>>>

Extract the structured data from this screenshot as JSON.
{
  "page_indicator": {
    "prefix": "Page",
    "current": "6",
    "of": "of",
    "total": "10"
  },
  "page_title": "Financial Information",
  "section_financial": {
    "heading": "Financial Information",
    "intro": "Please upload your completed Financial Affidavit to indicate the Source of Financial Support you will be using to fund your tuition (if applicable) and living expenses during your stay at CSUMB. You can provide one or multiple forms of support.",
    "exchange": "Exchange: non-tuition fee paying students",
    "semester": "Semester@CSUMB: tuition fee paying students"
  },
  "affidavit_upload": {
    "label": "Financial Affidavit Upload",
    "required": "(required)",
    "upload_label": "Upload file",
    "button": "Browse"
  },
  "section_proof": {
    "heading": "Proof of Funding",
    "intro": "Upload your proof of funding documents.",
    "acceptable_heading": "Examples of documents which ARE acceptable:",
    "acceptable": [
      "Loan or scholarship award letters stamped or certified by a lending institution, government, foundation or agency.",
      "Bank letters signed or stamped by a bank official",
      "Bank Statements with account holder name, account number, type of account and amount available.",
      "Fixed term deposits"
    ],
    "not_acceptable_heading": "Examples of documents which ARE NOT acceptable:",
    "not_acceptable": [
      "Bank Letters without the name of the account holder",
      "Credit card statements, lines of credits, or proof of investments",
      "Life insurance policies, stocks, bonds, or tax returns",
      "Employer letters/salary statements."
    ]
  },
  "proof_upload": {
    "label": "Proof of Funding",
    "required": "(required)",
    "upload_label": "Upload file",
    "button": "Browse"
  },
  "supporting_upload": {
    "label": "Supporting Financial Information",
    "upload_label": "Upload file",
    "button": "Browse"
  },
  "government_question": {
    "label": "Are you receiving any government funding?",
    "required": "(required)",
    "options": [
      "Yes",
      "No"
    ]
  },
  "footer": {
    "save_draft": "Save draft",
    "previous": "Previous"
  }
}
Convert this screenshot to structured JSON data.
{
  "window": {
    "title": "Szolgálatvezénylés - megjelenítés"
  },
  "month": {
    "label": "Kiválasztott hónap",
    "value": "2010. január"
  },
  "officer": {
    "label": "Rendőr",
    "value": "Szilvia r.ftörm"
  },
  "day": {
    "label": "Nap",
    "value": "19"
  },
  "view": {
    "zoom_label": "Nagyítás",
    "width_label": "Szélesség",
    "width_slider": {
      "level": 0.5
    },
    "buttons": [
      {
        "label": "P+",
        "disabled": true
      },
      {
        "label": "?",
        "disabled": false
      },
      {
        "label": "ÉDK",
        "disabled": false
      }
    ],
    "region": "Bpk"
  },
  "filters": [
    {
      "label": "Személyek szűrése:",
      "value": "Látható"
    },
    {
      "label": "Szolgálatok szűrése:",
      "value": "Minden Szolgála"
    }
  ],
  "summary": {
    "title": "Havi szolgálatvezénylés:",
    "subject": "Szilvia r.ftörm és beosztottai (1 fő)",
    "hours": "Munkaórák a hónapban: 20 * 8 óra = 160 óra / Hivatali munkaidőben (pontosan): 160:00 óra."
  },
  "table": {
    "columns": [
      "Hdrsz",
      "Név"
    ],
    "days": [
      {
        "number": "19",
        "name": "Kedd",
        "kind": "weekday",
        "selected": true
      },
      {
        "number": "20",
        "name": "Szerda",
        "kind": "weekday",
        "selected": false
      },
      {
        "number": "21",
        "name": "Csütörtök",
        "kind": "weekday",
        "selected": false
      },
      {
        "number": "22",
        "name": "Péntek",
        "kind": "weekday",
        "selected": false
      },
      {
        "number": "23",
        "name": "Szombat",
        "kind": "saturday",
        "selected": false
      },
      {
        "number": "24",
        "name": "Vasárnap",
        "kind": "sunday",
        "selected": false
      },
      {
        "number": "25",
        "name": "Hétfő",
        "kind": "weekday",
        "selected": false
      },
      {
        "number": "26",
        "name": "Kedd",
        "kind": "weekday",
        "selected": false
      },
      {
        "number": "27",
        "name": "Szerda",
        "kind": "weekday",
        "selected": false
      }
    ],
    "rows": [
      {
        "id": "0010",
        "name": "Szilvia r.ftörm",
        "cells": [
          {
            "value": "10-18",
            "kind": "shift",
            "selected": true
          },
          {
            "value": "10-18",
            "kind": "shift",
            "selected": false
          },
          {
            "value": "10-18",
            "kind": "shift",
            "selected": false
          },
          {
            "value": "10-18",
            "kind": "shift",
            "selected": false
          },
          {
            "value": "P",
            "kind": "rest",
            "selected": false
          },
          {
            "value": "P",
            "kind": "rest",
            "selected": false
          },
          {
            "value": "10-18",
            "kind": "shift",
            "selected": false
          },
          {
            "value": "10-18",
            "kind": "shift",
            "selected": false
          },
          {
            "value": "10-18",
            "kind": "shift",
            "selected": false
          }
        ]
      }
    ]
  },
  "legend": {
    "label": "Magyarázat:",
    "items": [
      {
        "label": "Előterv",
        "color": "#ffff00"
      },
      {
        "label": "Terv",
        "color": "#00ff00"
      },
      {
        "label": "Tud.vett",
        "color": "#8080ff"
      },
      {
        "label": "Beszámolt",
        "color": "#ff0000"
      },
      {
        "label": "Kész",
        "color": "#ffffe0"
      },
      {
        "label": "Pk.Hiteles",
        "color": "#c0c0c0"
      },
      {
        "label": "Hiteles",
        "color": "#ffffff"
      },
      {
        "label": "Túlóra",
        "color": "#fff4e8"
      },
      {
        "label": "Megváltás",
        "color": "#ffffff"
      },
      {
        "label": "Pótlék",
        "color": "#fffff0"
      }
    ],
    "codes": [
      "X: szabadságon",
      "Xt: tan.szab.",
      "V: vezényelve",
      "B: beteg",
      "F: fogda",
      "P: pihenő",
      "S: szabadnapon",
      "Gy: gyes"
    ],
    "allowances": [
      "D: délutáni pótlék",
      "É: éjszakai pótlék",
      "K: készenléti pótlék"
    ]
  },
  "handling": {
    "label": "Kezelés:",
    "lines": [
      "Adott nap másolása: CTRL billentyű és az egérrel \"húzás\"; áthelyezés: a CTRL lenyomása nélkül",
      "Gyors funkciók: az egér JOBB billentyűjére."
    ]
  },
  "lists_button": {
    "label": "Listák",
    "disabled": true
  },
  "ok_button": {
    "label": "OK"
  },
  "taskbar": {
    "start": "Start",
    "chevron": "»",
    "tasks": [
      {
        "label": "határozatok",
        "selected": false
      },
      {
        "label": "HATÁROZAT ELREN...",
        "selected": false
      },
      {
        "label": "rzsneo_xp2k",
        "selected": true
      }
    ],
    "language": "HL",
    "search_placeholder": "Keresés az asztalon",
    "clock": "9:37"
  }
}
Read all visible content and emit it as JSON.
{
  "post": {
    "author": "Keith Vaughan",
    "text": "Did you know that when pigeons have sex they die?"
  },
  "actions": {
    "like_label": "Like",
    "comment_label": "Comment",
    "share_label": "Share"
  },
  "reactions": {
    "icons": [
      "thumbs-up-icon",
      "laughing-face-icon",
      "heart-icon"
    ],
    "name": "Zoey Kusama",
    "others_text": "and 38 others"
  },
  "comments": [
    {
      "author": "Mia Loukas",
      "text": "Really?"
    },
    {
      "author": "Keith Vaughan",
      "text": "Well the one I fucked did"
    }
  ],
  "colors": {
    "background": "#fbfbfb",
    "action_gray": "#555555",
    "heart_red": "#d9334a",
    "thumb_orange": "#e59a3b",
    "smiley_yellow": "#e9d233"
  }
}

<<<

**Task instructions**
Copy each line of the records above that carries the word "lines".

**Response to the exercise**
      "Credit card statements, lines of credits, or proof of investments",
    "lines": [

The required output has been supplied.